If your intent is aligned with what you think, feel, say and do.. it shows.

Fierce resistance is natural

Every time I face change, my first reaction is fierce internal resistance – “I wish things could be the same. I don’t want to things to change.”

But, the best things that have happened to me have happened after I’ve switched sides in the fierce internal battle. Resistance, like the instinct to procrastinate, is just one of those things that exists to be overcome. Expect it, destroy it, and be done with it. It’s the right thing to do. Make it habitual.

Change is going to happen anyway. You are better off if you embrace it.

Standing and outdoors

In a wonderful 3 minute video, ASAP Science illustrates he importance of going outdoor from time to time. It isn’t ground breaking or revolutionary. Simple things are always simple. We all know the importance of exercise – doing it is a different matter.

The second covers a topic close to my heart – sitting. We spend too much time sitting and it’s harmful for our health. I spent many hours one weekend hacking together a standing desk at home in London 1 year or so back. Now that I’ve moved back to Singapore, I’ve realized how much I miss it. I tried checking in at the Ikea here for it and it was an exasperating experience. No one understood what a standing desk was and they were extremely unhelpful with hacking anything together. It was late in the night, I was low on willpower, and I just got myself a normal sitting desk.

A standing desk is unquestionably good for us. Why, then, is it so hard to find? And how can we fix it?

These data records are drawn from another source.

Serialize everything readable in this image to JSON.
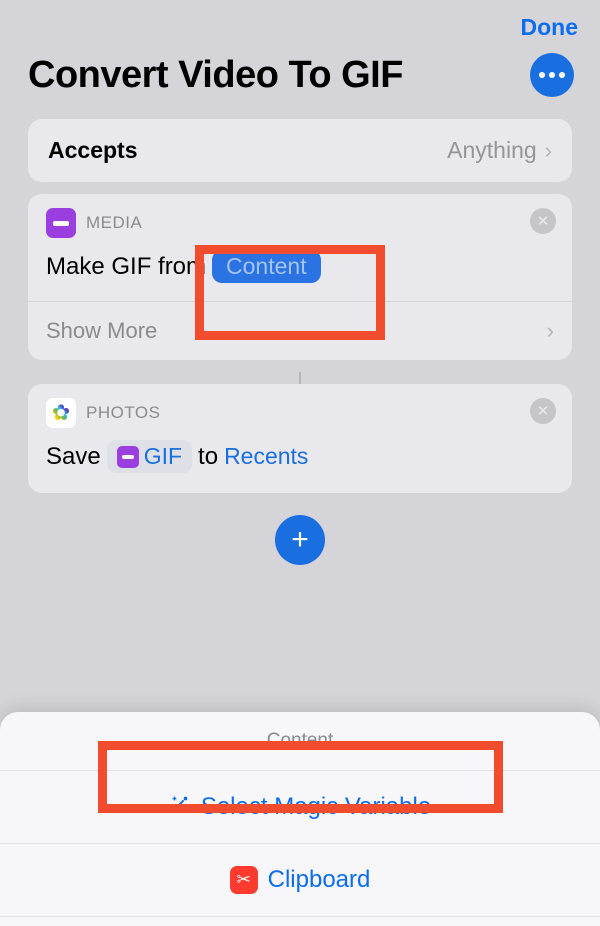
{
  "header": {
    "done_label": "Done",
    "title": "Convert Video To GIF",
    "more_icon": "ellipsis-icon"
  },
  "accepts": {
    "label": "Accepts",
    "value": "Anything"
  },
  "actions": [
    {
      "category": "MEDIA",
      "icon": "media-icon",
      "text_prefix": "Make GIF from",
      "variable_token": "Content",
      "show_more_label": "Show More"
    },
    {
      "category": "PHOTOS",
      "icon": "photos-icon",
      "text_prefix": "Save",
      "variable_pill": "GIF",
      "text_middle": "to",
      "destination": "Recents"
    }
  ],
  "add_button_icon": "plus-icon",
  "sheet": {
    "title": "Content",
    "options": [
      {
        "icon": "wand-icon",
        "label": "Select Magic Variable"
      },
      {
        "icon": "scissors-icon",
        "label": "Clipboard"
      }
    ]
  }
}
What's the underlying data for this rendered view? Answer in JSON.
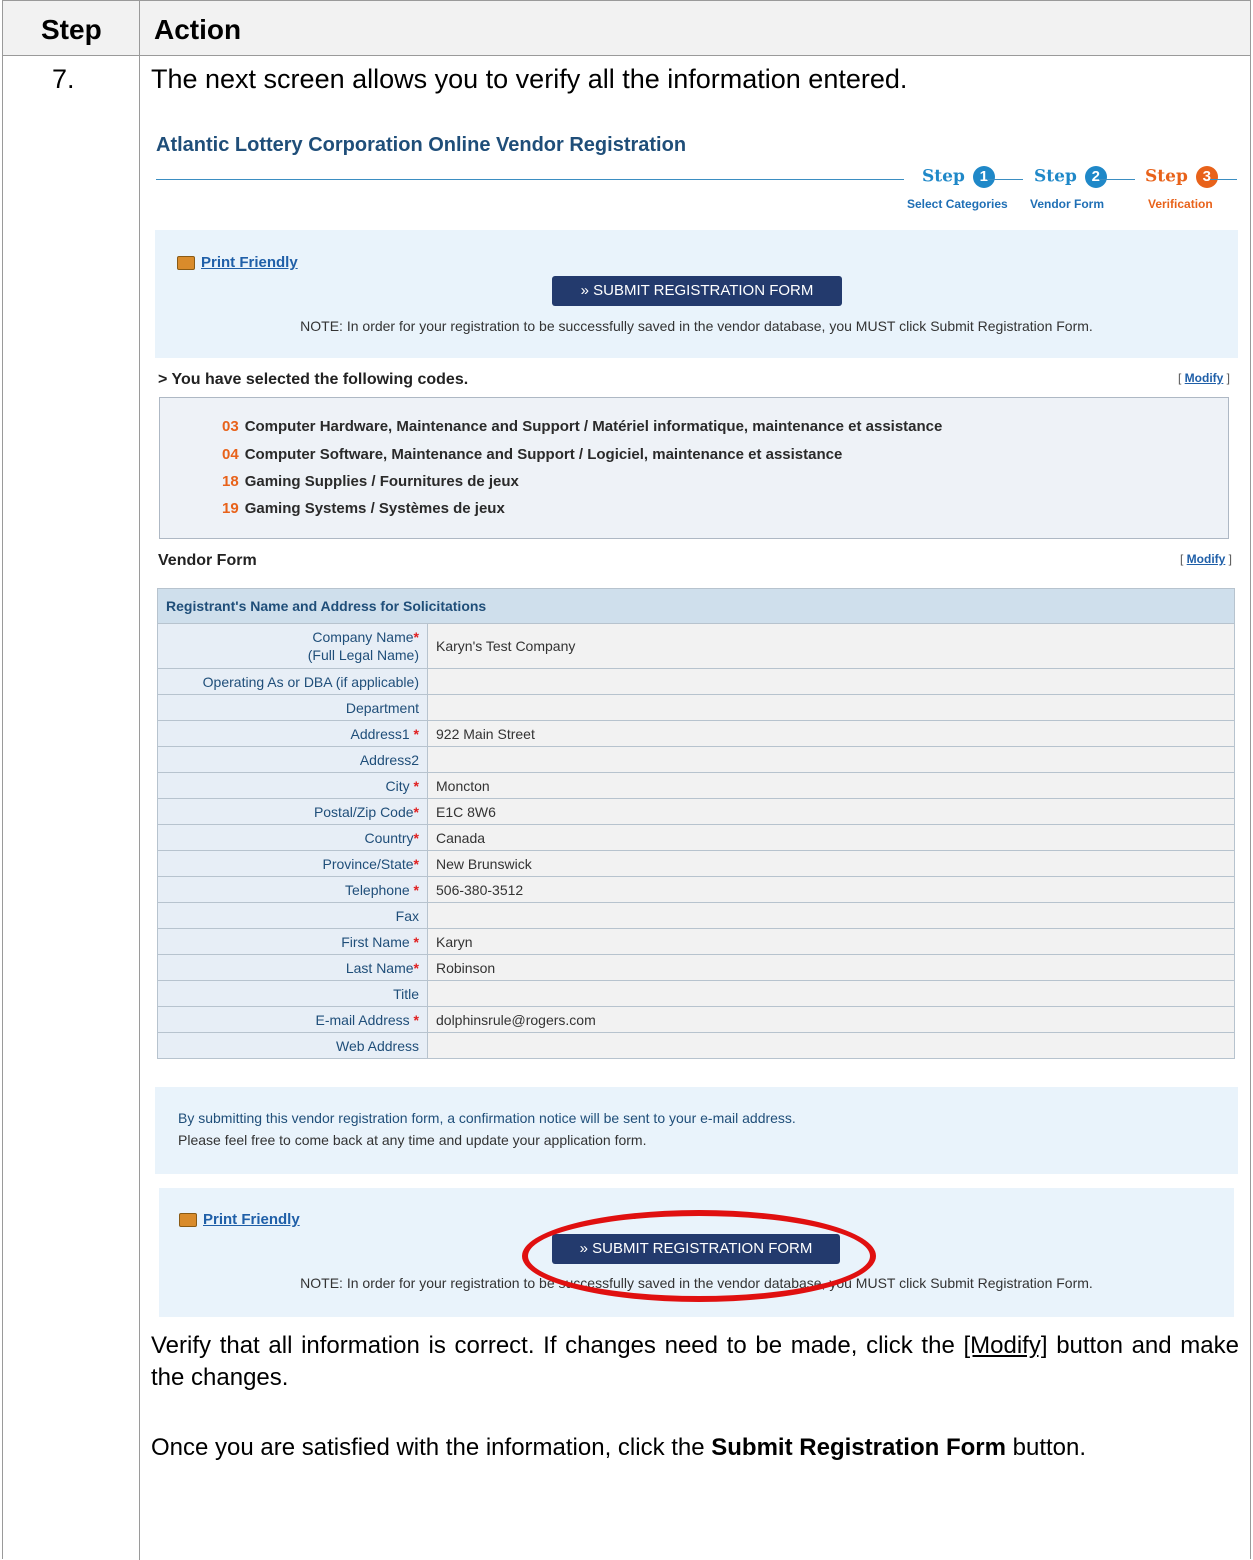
{
  "doc": {
    "col_step": "Step",
    "col_action": "Action",
    "step_number": "7.",
    "intro": "The next screen allows you to verify all the information entered.",
    "para1_a": "Verify that all information is correct. If changes need to be made, click the ",
    "para1_link": "[Modify]",
    "para1_b": " button and make the changes.",
    "para2_a": "Once you are satisfied with the information, click the ",
    "para2_bold": "Submit Registration Form",
    "para2_b": " button."
  },
  "app": {
    "title": "Atlantic Lottery Corporation Online Vendor Registration",
    "steps": [
      {
        "word": "Step",
        "num": "1",
        "label": "Select Categories"
      },
      {
        "word": "Step",
        "num": "2",
        "label": "Vendor Form"
      },
      {
        "word": "Step",
        "num": "3",
        "label": "Verification"
      }
    ],
    "print_friendly": "Print Friendly",
    "submit_button": "» SUBMIT REGISTRATION FORM",
    "note": "NOTE: In order for your registration to be successfully saved in the vendor database, you MUST click Submit Registration Form.",
    "codes_heading": "> You have selected the following codes.",
    "modify": "Modify",
    "codes": [
      {
        "num": "03",
        "text": "Computer Hardware, Maintenance and Support / Matériel informatique, maintenance et assistance"
      },
      {
        "num": "04",
        "text": "Computer Software, Maintenance and Support / Logiciel, maintenance et assistance"
      },
      {
        "num": "18",
        "text": "Gaming Supplies / Fournitures de jeux"
      },
      {
        "num": "19",
        "text": "Gaming Systems / Systèmes de jeux"
      }
    ],
    "vendor_form_heading": "Vendor Form",
    "table_title": "Registrant's Name and Address for Solicitations",
    "company_label_1": "Company Name",
    "company_label_2": "(Full Legal Name)",
    "company_value": "Karyn's Test Company",
    "rows": [
      {
        "label": "Operating As or DBA (if applicable)",
        "value": ""
      },
      {
        "label": "Department",
        "value": ""
      },
      {
        "label": "Address1",
        "value": "922 Main Street"
      },
      {
        "label": "Address2",
        "value": ""
      },
      {
        "label": "City",
        "value": "Moncton"
      },
      {
        "label": "Postal/Zip Code",
        "value": "E1C 8W6"
      },
      {
        "label": "Country",
        "value": "Canada"
      },
      {
        "label": "Province/State",
        "value": "New Brunswick"
      },
      {
        "label": "Telephone",
        "value": "506-380-3512"
      },
      {
        "label": "Fax",
        "value": ""
      },
      {
        "label": "First Name",
        "value": "Karyn"
      },
      {
        "label": "Last Name",
        "value": "Robinson"
      },
      {
        "label": "Title",
        "value": ""
      },
      {
        "label": "E-mail Address",
        "value": "dolphinsrule@rogers.com"
      },
      {
        "label": "Web Address",
        "value": ""
      }
    ],
    "required_mark": "*",
    "confirm_line1": "By submitting this vendor registration form, a confirmation notice will be sent to your e-mail address.",
    "confirm_line2": "Please feel free to come back at any time and update your application form."
  },
  "colors": {
    "accent": "#e8621a",
    "brand": "#1f4e79",
    "button": "#233a6d",
    "highlight": "#e01010"
  }
}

For now, I just hope every one of you will take this idea with you when you go furniture shopping next and make it a point to ask the manager of the store about a standing desk. Perhaps we’ll make a dent in the system soon enough..